WORK REQUIRED
Set down the data below once more, precisely as it reads.
|---|
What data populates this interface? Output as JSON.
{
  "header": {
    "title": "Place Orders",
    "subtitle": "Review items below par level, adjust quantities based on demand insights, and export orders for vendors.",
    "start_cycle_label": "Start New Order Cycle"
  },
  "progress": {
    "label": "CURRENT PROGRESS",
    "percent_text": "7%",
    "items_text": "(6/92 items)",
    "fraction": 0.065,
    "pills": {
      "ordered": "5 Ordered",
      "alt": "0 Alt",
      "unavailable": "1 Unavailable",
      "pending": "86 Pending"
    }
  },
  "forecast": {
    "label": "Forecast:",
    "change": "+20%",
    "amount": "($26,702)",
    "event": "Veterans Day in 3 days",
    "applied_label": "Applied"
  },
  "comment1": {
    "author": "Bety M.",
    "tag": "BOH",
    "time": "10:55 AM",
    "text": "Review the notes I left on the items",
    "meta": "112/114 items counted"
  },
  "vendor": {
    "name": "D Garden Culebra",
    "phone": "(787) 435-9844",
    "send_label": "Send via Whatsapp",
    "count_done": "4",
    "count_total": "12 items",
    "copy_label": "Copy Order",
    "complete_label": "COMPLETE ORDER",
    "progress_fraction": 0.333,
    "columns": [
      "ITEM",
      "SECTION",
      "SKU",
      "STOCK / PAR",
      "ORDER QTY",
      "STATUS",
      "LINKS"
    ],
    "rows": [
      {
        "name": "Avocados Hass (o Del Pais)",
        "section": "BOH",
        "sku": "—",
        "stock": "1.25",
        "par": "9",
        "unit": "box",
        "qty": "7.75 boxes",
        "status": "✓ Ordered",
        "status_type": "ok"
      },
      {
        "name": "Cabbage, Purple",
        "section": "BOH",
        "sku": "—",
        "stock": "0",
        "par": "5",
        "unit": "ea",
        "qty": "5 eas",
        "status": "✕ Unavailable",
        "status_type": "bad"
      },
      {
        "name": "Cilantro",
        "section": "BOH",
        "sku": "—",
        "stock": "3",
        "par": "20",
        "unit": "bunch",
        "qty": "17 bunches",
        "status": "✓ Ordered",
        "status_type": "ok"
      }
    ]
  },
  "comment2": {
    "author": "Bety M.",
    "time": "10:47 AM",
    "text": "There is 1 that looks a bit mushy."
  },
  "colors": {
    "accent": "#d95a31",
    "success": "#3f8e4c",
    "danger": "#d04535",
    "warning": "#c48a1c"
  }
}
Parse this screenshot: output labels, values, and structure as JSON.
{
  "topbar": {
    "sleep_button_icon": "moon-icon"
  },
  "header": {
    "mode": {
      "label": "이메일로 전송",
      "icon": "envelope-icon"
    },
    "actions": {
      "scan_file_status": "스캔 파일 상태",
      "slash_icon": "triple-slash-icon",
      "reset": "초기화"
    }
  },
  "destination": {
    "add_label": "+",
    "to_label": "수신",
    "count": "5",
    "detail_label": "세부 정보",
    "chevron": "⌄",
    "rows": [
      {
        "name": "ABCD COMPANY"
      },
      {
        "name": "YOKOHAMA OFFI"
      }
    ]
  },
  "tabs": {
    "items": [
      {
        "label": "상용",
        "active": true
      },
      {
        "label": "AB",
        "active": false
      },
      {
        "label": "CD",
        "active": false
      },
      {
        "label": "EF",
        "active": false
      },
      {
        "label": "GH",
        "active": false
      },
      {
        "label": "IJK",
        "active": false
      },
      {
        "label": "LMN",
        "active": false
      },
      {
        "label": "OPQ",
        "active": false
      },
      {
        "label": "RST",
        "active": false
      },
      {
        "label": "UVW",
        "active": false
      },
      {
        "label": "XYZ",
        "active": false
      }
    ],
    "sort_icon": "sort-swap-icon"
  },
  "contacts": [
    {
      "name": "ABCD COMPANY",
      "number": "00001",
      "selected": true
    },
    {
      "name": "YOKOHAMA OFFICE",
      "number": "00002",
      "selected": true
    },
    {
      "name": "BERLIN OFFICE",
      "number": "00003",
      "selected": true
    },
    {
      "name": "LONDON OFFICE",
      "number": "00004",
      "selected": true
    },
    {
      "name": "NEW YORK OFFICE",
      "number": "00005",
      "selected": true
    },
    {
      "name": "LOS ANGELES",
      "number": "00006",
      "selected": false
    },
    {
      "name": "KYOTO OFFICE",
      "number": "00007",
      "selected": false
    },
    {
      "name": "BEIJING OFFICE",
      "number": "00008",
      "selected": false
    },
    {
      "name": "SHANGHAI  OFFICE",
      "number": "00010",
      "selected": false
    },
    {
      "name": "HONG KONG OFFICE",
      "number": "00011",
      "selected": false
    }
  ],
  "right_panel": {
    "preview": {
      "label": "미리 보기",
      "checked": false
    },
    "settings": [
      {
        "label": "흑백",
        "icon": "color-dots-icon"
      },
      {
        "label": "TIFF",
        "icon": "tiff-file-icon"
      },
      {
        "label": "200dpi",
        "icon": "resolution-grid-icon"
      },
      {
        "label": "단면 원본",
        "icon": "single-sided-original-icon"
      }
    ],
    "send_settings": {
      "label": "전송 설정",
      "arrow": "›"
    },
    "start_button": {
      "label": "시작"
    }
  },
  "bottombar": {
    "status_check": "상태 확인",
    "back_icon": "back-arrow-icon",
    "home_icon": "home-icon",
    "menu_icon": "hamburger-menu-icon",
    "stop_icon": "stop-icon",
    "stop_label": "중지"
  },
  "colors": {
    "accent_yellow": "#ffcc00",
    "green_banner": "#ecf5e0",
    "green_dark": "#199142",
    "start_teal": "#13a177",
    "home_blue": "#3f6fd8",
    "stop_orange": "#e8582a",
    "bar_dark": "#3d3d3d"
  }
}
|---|
TASK SOLUTION
What data populates this interface? Output as JSON.
{
  "header": {
    "title": "Place Orders",
    "subtitle": "Review items below par level, adjust quantities based on demand insights, and export orders for vendors.",
    "start_cycle_label": "Start New Order Cycle"
  },
  "progress": {
    "label": "CURRENT PROGRESS",
    "percent_text": "7%",
    "items_text": "(6/92 items)",
    "fraction": 0.065,
    "pills": {
      "ordered": "5 Ordered",
      "alt": "0 Alt",
      "unavailable": "1 Unavailable",
      "pending": "86 Pending"
    }
  },
  "forecast": {
    "label": "Forecast:",
    "change": "+20%",
    "amount": "($26,702)",
    "event": "Veterans Day in 3 days",
    "applied_label": "Applied"
  },
  "comment1": {
    "author": "Bety M.",
    "tag": "BOH",
    "time": "10:55 AM",
    "text": "Review the notes I left on the items",
    "meta": "112/114 items counted"
  },
  "vendor": {
    "name": "D Garden Culebra",
    "phone": "(787) 435-9844",
    "send_label": "Send via Whatsapp",
    "count_done": "4",
    "count_total": "12 items",
    "copy_label": "Copy Order",
    "complete_label": "COMPLETE ORDER",
    "progress_fraction": 0.333,
    "columns": [
      "ITEM",
      "SECTION",
      "SKU",
      "STOCK / PAR",
      "ORDER QTY",
      "STATUS",
      "LINKS"
    ],
    "rows": [
      {
        "name": "Avocados Hass (o Del Pais)",
        "section": "BOH",
        "sku": "—",
        "stock": "1.25",
        "par": "9",
        "unit": "box",
        "qty": "7.75 boxes",
        "status": "✓ Ordered",
        "status_type": "ok"
      },
      {
        "name": "Cabbage, Purple",
        "section": "BOH",
        "sku": "—",
        "stock": "0",
        "par": "5",
        "unit": "ea",
        "qty": "5 eas",
        "status": "✕ Unavailable",
        "status_type": "bad"
      },
      {
        "name": "Cilantro",
        "section": "BOH",
        "sku": "—",
        "stock": "3",
        "par": "20",
        "unit": "bunch",
        "qty": "17 bunches",
        "status": "✓ Ordered",
        "status_type": "ok"
      }
    ]
  },
  "comment2": {
    "author": "Bety M.",
    "time": "10:47 AM",
    "text": "There is 1 that looks a bit mushy."
  },
  "colors": {
    "accent": "#d95a31",
    "success": "#3f8e4c",
    "danger": "#d04535",
    "warning": "#c48a1c"
  }
}
Parse this screenshot: output labels, values, and structure as JSON.
{
  "topbar": {
    "sleep_button_icon": "moon-icon"
  },
  "header": {
    "mode": {
      "label": "이메일로 전송",
      "icon": "envelope-icon"
    },
    "actions": {
      "scan_file_status": "스캔 파일 상태",
      "slash_icon": "triple-slash-icon",
      "reset": "초기화"
    }
  },
  "destination": {
    "add_label": "+",
    "to_label": "수신",
    "count": "5",
    "detail_label": "세부 정보",
    "chevron": "⌄",
    "rows": [
      {
        "name": "ABCD COMPANY"
      },
      {
        "name": "YOKOHAMA OFFI"
      }
    ]
  },
  "tabs": {
    "items": [
      {
        "label": "상용",
        "active": true
      },
      {
        "label": "AB",
        "active": false
      },
      {
        "label": "CD",
        "active": false
      },
      {
        "label": "EF",
        "active": false
      },
      {
        "label": "GH",
        "active": false
      },
      {
        "label": "IJK",
        "active": false
      },
      {
        "label": "LMN",
        "active": false
      },
      {
        "label": "OPQ",
        "active": false
      },
      {
        "label": "RST",
        "active": false
      },
      {
        "label": "UVW",
        "active": false
      },
      {
        "label": "XYZ",
        "active": false
      }
    ],
    "sort_icon": "sort-swap-icon"
  },
  "contacts": [
    {
      "name": "ABCD COMPANY",
      "number": "00001",
      "selected": true
    },
    {
      "name": "YOKOHAMA OFFICE",
      "number": "00002",
      "selected": true
    },
    {
      "name": "BERLIN OFFICE",
      "number": "00003",
      "selected": true
    },
    {
      "name": "LONDON OFFICE",
      "number": "00004",
      "selected": true
    },
    {
      "name": "NEW YORK OFFICE",
      "number": "00005",
      "selected": true
    },
    {
      "name": "LOS ANGELES",
      "number": "00006",
      "selected": false
    },
    {
      "name": "KYOTO OFFICE",
      "number": "00007",
      "selected": false
    },
    {
      "name": "BEIJING OFFICE",
      "number": "00008",
      "selected": false
    },
    {
      "name": "SHANGHAI  OFFICE",
      "number": "00010",
      "selected": false
    },
    {
      "name": "HONG KONG OFFICE",
      "number": "00011",
      "selected": false
    }
  ],
  "right_panel": {
    "preview": {
      "label": "미리 보기",
      "checked": false
    },
    "settings": [
      {
        "label": "흑백",
        "icon": "color-dots-icon"
      },
      {
        "label": "TIFF",
        "icon": "tiff-file-icon"
      },
      {
        "label": "200dpi",
        "icon": "resolution-grid-icon"
      },
      {
        "label": "단면 원본",
        "icon": "single-sided-original-icon"
      }
    ],
    "send_settings": {
      "label": "전송 설정",
      "arrow": "›"
    },
    "start_button": {
      "label": "시작"
    }
  },
  "bottombar": {
    "status_check": "상태 확인",
    "back_icon": "back-arrow-icon",
    "home_icon": "home-icon",
    "menu_icon": "hamburger-menu-icon",
    "stop_icon": "stop-icon",
    "stop_label": "중지"
  },
  "colors": {
    "accent_yellow": "#ffcc00",
    "green_banner": "#ecf5e0",
    "green_dark": "#199142",
    "start_teal": "#13a177",
    "home_blue": "#3f6fd8",
    "stop_orange": "#e8582a",
    "bar_dark": "#3d3d3d"
  }
}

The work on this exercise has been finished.